Once again, I am grateful that Wouter found our blog once upon a time and saves me from my ignorance. The two birds Dennis found in Provincetown represent two of the typical challenges we face here at SEANET: the decomposed bird that retains few identifying characteristics, and the unusual bird that we see only very rarely.
Bird A’s bill is intact, but most of the feathering on the face is gone, so it’s hard to see what it’s profile really looked like in life. I vaguely thought maybe grebe at first, based on what looked like a relatively short bill, but I didn’t feel great about that answer. Wouter suggests it may be a murre, and as soon as I saw his comment, I very nearly smacked my forehead for missing it. What’s left of the feathers on the head seems to show the black and white pattern characteristic of murres. Take a look at Bird A’s bill versus the bill of a known Thick-billed Murre:
Great. We’ve got Bird A fairly well pinned down. But Bird B…oh, Bird B. The good news is, Dennis thought it was a Long-tailed Jaeger, which gave me a starting point. I looked at my Sibley guide and felt good about that i.d. Not certain by any means since I’m not all that familiar with jaegers, but it looked promising. Then Wouter weighed in and wrote that it looked like a Long-tailed Skua. You can imagine my despair when I had what I thought were two diverging opinions. Then, my spirits were yanked abruptly back up again when I looked up that species and discovered that’s what the Long-tailed Jaeger is known as outside of the United States. So both Dennis and Wouter thought it was Stercorarius longicaudus. All praise to Linnaeus.
OK, so what’s a jaeger/skua and what makes our Bird B one of them?

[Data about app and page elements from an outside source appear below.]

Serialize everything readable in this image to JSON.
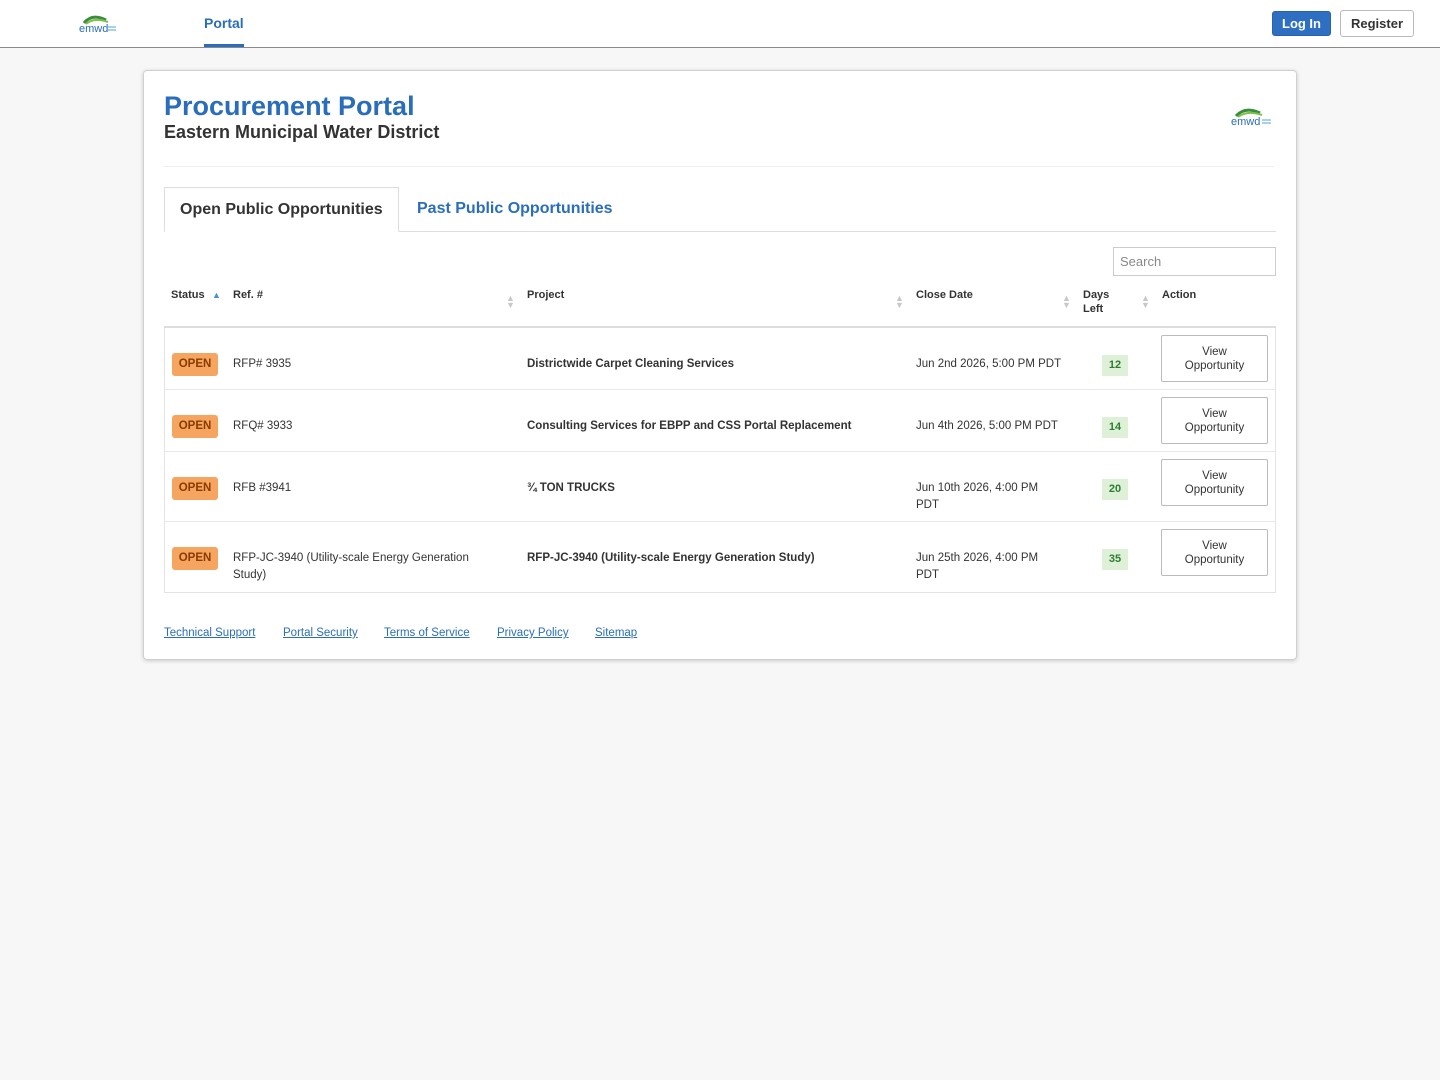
{
  "nav": {
    "logo_text": "emwd",
    "portal_tab": "Portal",
    "login_label": "Log In",
    "register_label": "Register"
  },
  "header": {
    "title": "Procurement Portal",
    "subtitle": "Eastern Municipal Water District"
  },
  "tabs": {
    "open": "Open Public Opportunities",
    "past": "Past Public Opportunities"
  },
  "search": {
    "placeholder": "Search"
  },
  "table": {
    "columns": {
      "status": "Status",
      "ref": "Ref. #",
      "project": "Project",
      "close_date": "Close Date",
      "days_left_line1": "Days",
      "days_left_line2": "Left",
      "action": "Action"
    },
    "rows": [
      {
        "status": "OPEN",
        "ref": "RFP# 3935",
        "ref_line2": "",
        "project": "Districtwide Carpet Cleaning Services",
        "close_line1": "Jun 2nd 2026, 5:00 PM PDT",
        "close_line2": "",
        "days_left": "12",
        "action_line1": "View",
        "action_line2": "Opportunity"
      },
      {
        "status": "OPEN",
        "ref": "RFQ# 3933",
        "ref_line2": "",
        "project": "Consulting Services for EBPP and CSS Portal Replacement",
        "close_line1": "Jun 4th 2026, 5:00 PM PDT",
        "close_line2": "",
        "days_left": "14",
        "action_line1": "View",
        "action_line2": "Opportunity"
      },
      {
        "status": "OPEN",
        "ref": "RFB #3941",
        "ref_line2": "",
        "project": "¾ TON TRUCKS",
        "close_line1": "Jun 10th 2026, 4:00 PM",
        "close_line2": "PDT",
        "days_left": "20",
        "action_line1": "View",
        "action_line2": "Opportunity"
      },
      {
        "status": "OPEN",
        "ref": "RFP-JC-3940 (Utility-scale Energy Generation",
        "ref_line2": "Study)",
        "project": "RFP-JC-3940 (Utility-scale Energy Generation Study)",
        "close_line1": "Jun 25th 2026, 4:00 PM",
        "close_line2": "PDT",
        "days_left": "35",
        "action_line1": "View",
        "action_line2": "Opportunity"
      }
    ]
  },
  "footer": {
    "links": [
      "Technical Support",
      "Portal Security",
      "Terms of Service",
      "Privacy Policy",
      "Sitemap"
    ]
  },
  "colors": {
    "brand_blue": "#2a6ebb",
    "open_badge": "#f5a55f",
    "days_badge": "#dff0d8"
  }
}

On first glance, the bird looks gull-like, though with a strange plumage pattern, which alerts us that something’s fishy. Looking at the bill of Bird B, we see that part of the keratin sheath has sloughed off, as happens with advancing decomposition. What’s clear though, is that the mid-portion of that sheath (the saddle) was an entirely separate plate from the nail, or the bill tip. In a gull, though the overall bill shape can be quite similar, the bill sheath is one continuous structure that sloughs all at once. These separate plates are what make our Bird B clearly a jaeger or skua and not one of their cousins, the gulls. (All three groups are members of the Laridae family.) Skuas have the separate plates, but they are generally bigger and bulkier than the jaegers. It also appears, from my recent reading, that skuas generally show a striking white flash at the bases of the primaries on the upperwing. Though our Bird B is quite beat up, I am fairly convinced that no such patch is present, here so we’ll set skuas aside.
Within the jaegers then, how do we figure out which sort this is? Evidently, it’s not easy. My sources, the Sibley guide and Peter Pyle’s Identification Guide to North American Birds, volume II, both use the word “caution” rather frequently with regard to putting forward a firm i.d. “complex, confusing and subjective” are additional terms utilized. Fabulous. Where to begin.
One thing that jumped out at me in our Bird B is the bold barring on the undertail. That appears more consistent with either a Long-tailed or a Pomarine Jaeger. Less so with Parasitic Jaeger. If we look at the bill, the proportions of that may help us as well. Here’s what Sibley has to say on that:
Clearly, these rules cannot be hard and fast. Our Bird B’s bill is rather slender, and the nail appears to cover less than half the length of the bill. Those points argue for Parasitic Jaeger. Yet the gonydeal angle in our Bird is basically mid-bill. That’s more consistent with a Long-tailed Jaeger.
Overall, I am persuaded firsthand of what I had only read about: identifying juvenile jaegers is difficult. I suppose I might come down on the side of Parasitic Jaeger, all things considered, so I am curious what features persuaded other folks that this bird is a Long-tailed. Won’t you enlighten me?